Heavy rain caused by remnants of Lee drenches East Coast
Flood watches issued across region
WINDHAM, N.Y. - Drenched and dispirited, East Coast residents recovering from Hurricane Irene were stuck under the chugging remnants of Tropical Storm Lee yesterday, some of them grudgingly preparing to move to higher ground yet again as rivers rose.
From Maryland to New England, heavy rains swelled waterways, flooded highways, and stretched emergency responders already dealing with cleanup from last week’s punishing blow from Irene. Sodden ground gave rain nowhere to go but directly into streams, creeks, and rivers that rushed a turbid red-brown past rural communities.
“Now it’s getting on my last nerves,’’ said Carol Slater, 53, of Huntersfield, N.Y., on the northern edge of New York’s Catskill Mountains and just outside of hard-hit Prattsville.
The National Weather Service predicted heavy rain would continue across the mid-Atlantic and Northeastern states through today, with anywhere from 4 to 7 more inches falling and up to 10 in isolated pockets. Flood watches and warnings were issued throughout the region.

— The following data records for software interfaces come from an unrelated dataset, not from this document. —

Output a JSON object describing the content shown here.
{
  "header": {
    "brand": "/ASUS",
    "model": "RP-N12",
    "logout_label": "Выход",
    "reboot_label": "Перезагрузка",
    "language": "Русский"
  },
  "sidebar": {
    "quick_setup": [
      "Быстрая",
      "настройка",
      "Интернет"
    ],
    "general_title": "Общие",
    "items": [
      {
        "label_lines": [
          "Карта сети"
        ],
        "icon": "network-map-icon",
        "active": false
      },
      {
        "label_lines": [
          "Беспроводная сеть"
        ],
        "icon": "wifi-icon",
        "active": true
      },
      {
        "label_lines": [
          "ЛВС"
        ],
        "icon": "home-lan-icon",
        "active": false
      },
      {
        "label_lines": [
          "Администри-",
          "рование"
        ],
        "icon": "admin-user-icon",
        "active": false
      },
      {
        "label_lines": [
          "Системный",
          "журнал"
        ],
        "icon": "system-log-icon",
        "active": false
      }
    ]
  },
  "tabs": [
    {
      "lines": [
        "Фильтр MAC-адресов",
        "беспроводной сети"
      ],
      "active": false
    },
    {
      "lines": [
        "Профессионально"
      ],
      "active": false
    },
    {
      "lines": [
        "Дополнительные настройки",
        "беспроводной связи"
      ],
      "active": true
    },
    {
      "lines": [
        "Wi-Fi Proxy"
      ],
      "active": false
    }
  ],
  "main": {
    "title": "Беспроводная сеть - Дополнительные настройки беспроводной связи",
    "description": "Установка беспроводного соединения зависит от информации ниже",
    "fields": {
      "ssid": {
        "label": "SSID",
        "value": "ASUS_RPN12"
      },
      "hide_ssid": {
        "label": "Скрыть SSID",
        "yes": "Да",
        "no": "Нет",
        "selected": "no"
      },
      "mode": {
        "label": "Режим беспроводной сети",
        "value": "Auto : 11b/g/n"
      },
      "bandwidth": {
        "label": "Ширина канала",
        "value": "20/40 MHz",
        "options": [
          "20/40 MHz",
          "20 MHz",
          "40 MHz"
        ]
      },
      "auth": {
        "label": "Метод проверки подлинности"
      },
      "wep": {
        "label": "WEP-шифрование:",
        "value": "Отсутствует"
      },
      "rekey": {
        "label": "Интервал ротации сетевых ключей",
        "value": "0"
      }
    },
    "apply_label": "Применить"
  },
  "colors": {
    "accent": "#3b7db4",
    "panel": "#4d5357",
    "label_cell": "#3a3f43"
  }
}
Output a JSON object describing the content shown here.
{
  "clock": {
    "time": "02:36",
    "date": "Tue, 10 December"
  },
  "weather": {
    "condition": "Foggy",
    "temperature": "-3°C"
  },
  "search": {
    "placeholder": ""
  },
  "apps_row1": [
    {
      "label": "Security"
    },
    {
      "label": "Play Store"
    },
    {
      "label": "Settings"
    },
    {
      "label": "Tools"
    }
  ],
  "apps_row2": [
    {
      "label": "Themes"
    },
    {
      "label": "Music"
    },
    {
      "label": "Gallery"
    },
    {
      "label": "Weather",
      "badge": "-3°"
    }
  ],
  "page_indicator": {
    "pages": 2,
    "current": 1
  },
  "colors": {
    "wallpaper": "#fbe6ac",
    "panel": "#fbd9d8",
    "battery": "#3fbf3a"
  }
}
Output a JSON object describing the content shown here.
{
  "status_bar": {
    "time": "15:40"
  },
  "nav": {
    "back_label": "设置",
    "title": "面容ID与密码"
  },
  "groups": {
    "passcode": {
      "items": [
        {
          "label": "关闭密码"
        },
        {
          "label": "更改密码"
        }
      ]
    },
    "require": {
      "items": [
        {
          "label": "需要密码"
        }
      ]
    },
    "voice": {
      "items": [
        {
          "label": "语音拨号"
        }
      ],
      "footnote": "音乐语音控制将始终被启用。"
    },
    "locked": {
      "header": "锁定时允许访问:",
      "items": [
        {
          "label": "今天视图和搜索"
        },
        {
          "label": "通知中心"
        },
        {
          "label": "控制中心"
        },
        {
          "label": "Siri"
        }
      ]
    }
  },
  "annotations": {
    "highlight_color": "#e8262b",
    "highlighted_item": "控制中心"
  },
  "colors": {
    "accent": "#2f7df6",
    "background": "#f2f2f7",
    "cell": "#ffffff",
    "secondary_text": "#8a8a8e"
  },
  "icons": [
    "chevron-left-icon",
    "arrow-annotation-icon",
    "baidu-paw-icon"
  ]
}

New York positioned rescue workers, swift-water boats, and helicopters with hoists to respond in the event of flash flooding. Teams stood by in Vermont, which bore the brunt of Irene’s remnants last week, and hundreds of Pennsylvania residents were told to flee a rising creek.
By noon, Prattsville was cut off, its main roads covered with water as crews tried to dredge the creeks to alleviate flooding.
Heavy rain fell and residents were ready to evacuate as the Schoharie Creek escaped its banks and smaller streams showed significant flooding.
“Businesses and residential areas were devastated before,’’ Wayne Speenburgh, chairman of the Greene County Legislature, said of Prattsville. “Downtown, there’s nobody living because there’s no homes to live in.’’
Flooding led to voluntary evacuations in the Catskills town of Shandaken, Rotterdam Junction near Albany.
In New Jersey, where many residents were still cleaning up after Irene, the remnants of Lee were expected to drop 2 to 5 inches of rain.
Lee formed off the Louisiana coast late last week and gained strength as it lingered in the gulf for a couple of days. It dumped more than a foot of rain in New Orleans and trudged across Mississippi and Alabama.
Tornadoes spawned by Lee damaged hundreds of homes, and flooding knocked out power for hundreds of thousands of people. Trees were uprooted and roads were flooded.
At least four people died; no deaths were reported yesterday. Irene was blamed for at least 46 deaths and billions in damage.
Meanwhile, in the open Atlantic, Hurricane Katia brought rough surf to the East Coast but was not expected to make landfall. Also, Tropical Storm Maria formed yesterday far out in the Atlantic, but it was too soon to tell if and where it might make landfall. Tropical Storm Nate formed in the Gulf of Mexico, and authorities have issued a tropical storm warning for parts of Mexico’s coast.